### Problem statement
Where "SpringBootApplication" appears in a line of the entries below, that line should be copied.
==============================
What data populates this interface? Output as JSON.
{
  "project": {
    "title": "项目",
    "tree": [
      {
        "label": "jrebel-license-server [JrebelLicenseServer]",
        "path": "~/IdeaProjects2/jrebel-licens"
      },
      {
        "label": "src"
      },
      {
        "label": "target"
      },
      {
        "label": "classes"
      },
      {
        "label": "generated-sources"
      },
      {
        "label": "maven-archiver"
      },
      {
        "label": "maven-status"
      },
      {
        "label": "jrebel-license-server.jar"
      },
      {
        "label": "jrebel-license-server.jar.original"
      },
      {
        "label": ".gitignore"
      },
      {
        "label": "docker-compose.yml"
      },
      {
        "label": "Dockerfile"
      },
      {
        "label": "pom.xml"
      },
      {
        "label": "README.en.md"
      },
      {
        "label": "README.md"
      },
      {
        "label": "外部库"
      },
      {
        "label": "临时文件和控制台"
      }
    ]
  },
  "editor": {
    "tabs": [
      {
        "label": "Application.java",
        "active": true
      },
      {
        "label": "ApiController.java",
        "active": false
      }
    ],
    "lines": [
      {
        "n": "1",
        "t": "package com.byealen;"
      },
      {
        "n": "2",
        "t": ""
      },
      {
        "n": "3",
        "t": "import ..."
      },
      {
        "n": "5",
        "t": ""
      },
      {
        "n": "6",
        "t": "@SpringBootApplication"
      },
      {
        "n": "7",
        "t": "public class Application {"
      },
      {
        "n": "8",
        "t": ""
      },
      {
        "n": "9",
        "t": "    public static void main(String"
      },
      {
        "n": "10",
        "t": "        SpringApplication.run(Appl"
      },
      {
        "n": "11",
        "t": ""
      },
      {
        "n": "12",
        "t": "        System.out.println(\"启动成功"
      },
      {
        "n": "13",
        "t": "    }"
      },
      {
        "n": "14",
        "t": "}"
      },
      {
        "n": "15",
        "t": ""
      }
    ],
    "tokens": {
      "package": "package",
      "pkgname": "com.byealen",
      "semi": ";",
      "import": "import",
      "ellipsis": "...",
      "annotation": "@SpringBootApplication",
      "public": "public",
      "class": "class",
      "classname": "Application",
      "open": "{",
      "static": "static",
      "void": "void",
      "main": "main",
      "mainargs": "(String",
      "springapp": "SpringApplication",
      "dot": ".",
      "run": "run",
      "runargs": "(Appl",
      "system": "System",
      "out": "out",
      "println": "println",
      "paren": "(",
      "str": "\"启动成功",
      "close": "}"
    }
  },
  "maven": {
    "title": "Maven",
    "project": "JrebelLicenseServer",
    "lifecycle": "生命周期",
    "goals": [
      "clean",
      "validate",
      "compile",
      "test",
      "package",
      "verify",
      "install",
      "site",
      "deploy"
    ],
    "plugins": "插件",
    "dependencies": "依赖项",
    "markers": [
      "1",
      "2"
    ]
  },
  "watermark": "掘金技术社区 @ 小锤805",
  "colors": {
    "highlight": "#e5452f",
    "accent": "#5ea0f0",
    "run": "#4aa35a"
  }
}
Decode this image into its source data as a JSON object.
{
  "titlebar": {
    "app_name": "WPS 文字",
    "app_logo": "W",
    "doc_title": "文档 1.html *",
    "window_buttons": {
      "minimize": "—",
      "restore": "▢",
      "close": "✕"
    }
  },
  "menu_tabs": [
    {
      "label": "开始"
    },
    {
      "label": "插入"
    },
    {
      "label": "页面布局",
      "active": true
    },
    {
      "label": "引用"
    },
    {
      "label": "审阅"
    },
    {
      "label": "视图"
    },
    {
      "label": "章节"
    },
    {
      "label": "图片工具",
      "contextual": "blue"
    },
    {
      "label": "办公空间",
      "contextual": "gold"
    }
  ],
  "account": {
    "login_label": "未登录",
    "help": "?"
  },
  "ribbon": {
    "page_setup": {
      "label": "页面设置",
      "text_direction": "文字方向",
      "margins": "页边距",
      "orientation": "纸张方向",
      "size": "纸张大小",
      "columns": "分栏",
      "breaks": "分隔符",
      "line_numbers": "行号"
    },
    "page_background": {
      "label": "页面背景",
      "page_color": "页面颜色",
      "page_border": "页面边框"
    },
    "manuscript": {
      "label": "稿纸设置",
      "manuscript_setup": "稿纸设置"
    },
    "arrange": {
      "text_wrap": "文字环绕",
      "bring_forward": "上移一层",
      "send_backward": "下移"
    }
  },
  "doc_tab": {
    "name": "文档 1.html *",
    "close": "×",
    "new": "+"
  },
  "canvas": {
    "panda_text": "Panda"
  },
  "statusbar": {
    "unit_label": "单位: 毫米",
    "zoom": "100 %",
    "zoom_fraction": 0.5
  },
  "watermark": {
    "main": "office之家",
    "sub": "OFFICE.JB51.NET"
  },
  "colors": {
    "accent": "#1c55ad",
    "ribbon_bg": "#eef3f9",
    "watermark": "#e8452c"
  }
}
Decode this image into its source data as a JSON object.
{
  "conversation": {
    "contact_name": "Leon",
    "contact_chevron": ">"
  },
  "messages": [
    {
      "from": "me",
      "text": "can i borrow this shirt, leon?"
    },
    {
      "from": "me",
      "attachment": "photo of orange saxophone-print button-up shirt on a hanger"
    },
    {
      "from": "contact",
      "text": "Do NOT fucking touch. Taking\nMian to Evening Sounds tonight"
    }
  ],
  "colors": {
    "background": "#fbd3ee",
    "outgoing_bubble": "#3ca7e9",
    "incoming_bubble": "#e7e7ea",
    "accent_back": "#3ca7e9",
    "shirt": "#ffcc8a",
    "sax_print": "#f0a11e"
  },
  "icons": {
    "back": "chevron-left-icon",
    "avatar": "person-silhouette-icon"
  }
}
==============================
### Exercise output
        "t": "@SpringBootApplication"
      "annotation": "@SpringBootApplication",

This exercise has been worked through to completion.